One Notable Exception
DPI is only relevant for print reproduction and does not have any significant bearing on computer displays. Higher resolution generally does mean better quality for print reproduction, but there is one medium that does not require high resolution for standard viewing: general computer and, by extension, internet viewing. For historical reasons rooted with Macintosh computers, 72dpi has been the generally accepted de facto resolution (you can read why and all of the arguments for and against this all over the internet) for computer monitor viewing of images including websites and other applications. There is a lot of bickering about this in the industry that 72 dpi is a myth. Well, for all intents and purposes, it is for computer viewing. As many geeks would like to point out, for example, an image that has 7 dpi, 72 dpi, or 720 dpi will display the same on your monitor and show the same file size. DPI is important for printing, and is simply not relevant for computer display because a monitor has no concept of an inch - it only cares about pixels and the dimensions of pictures given in pixels. Are we contradicting ourselves? No - ScanFlurry uses 72dpi more for tradition than relevance. Most web sites still abide by this dpi value even though its not relevant.. But, take our word for it, 72 offers great quality for online photo albums, digital picture frames, cell phones, computer backgrounds and more. We could offer the photos at 1 dpi and for online viewing it wouldn't matter but it just doesn't matter. Don't believe us? Every single picture on this web site is, of course, 72 dpi!
Why is this important?
At ScanFlurry, in addition to your providing your photos at your desired high-dpi resolution, we are also the only online scanning company to include a complementary duplicate set of your scans at 72 dpi.

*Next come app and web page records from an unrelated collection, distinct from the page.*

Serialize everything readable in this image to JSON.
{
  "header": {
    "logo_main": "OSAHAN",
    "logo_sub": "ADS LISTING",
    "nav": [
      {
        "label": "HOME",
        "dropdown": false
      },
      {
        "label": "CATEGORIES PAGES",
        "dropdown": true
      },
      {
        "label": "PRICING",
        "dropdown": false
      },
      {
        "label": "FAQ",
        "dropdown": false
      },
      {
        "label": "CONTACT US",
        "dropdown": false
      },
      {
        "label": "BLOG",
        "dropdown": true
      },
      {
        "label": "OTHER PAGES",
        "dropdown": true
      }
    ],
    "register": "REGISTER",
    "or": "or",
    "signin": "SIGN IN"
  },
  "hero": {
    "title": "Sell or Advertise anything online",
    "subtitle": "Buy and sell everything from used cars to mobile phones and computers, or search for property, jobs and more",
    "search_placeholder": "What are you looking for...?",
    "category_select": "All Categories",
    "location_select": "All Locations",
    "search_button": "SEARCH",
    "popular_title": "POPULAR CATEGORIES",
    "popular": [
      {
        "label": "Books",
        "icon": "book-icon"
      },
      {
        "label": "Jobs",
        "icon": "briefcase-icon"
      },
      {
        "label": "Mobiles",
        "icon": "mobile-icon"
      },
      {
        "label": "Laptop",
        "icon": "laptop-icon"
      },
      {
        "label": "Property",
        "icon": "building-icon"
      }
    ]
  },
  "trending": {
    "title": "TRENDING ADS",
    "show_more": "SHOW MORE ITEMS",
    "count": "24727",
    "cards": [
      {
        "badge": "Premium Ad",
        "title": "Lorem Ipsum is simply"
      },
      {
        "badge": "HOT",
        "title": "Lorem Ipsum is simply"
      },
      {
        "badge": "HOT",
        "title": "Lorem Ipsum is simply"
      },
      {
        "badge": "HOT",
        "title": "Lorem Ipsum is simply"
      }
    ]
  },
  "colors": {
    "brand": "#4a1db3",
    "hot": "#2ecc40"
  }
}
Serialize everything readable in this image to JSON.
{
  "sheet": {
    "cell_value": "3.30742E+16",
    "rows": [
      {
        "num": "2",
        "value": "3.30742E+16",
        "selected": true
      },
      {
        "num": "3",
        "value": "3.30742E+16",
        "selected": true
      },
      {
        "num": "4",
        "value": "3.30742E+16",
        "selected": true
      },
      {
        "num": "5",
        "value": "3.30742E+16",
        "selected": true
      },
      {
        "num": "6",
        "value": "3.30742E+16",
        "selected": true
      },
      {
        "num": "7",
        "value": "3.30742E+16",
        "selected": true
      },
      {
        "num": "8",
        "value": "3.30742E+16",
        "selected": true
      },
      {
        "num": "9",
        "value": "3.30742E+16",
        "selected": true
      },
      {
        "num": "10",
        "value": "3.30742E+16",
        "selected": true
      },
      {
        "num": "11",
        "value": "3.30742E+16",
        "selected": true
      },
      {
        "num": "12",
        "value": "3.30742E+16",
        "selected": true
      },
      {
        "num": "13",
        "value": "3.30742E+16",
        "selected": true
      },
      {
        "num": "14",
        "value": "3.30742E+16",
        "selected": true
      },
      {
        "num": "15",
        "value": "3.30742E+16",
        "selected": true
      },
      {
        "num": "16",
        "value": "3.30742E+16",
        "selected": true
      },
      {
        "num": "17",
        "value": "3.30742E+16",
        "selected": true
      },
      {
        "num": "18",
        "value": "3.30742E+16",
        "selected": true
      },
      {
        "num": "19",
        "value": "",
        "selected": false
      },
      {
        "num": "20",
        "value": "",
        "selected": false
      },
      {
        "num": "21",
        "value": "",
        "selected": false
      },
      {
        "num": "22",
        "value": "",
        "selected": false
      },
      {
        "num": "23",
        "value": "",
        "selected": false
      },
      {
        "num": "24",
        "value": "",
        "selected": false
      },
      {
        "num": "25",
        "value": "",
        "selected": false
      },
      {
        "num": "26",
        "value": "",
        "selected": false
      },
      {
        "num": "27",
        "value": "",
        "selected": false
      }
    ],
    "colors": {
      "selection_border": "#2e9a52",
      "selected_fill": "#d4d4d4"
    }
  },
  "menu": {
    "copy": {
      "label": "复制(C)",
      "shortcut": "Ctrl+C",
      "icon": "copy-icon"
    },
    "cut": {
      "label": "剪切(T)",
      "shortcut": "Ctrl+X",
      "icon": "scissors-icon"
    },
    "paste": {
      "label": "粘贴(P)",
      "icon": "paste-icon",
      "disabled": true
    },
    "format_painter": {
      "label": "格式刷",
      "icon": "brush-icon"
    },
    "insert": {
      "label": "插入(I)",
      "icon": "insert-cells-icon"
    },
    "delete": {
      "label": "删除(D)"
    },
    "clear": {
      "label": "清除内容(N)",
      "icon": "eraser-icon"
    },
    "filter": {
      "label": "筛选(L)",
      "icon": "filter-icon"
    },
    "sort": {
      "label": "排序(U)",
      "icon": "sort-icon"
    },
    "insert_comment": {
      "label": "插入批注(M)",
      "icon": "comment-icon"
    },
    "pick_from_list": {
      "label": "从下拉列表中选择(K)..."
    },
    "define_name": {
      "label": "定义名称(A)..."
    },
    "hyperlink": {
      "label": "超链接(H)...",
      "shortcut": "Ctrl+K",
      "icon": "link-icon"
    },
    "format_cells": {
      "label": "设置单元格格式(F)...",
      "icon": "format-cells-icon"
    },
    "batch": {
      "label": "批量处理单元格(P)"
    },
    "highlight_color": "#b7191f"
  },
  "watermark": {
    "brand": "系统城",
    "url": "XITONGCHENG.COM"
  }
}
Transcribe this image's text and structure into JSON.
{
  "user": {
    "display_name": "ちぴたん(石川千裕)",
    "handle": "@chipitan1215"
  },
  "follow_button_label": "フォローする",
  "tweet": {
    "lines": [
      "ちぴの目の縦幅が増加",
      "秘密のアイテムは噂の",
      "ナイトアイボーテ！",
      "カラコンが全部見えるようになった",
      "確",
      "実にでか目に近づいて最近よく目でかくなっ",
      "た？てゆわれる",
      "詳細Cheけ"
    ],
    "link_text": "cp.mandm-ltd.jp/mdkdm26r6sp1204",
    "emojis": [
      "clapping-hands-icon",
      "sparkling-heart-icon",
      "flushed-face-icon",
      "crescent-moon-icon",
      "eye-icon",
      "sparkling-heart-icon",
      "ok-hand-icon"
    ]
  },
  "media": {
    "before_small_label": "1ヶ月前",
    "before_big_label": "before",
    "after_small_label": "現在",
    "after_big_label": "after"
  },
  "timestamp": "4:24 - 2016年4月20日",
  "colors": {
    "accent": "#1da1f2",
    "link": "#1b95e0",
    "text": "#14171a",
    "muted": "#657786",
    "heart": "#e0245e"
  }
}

ScanFlurry’s Resolution Philosophy & Our Competitors:
Some scanning companies offer photo scanning at 150 dpi, but we don’t believe this is adequate for most applications. Our philosophy is to do once, and do it right! The standard resolution that we offer is 300dpi, although we additionally offer 600dpi for those customers looking for even higher quality. The nominal price difference will provide you more options later for enlargements on good-quality photos.
Disclaimer: The information presented about is for a general fundamental understanding of digital images and will be helpful for just about anyone. Terms used on this page can have different meanings for different applications. Overall quality is not just a function of scanning, but the condition of the original media and the quality of the original picture.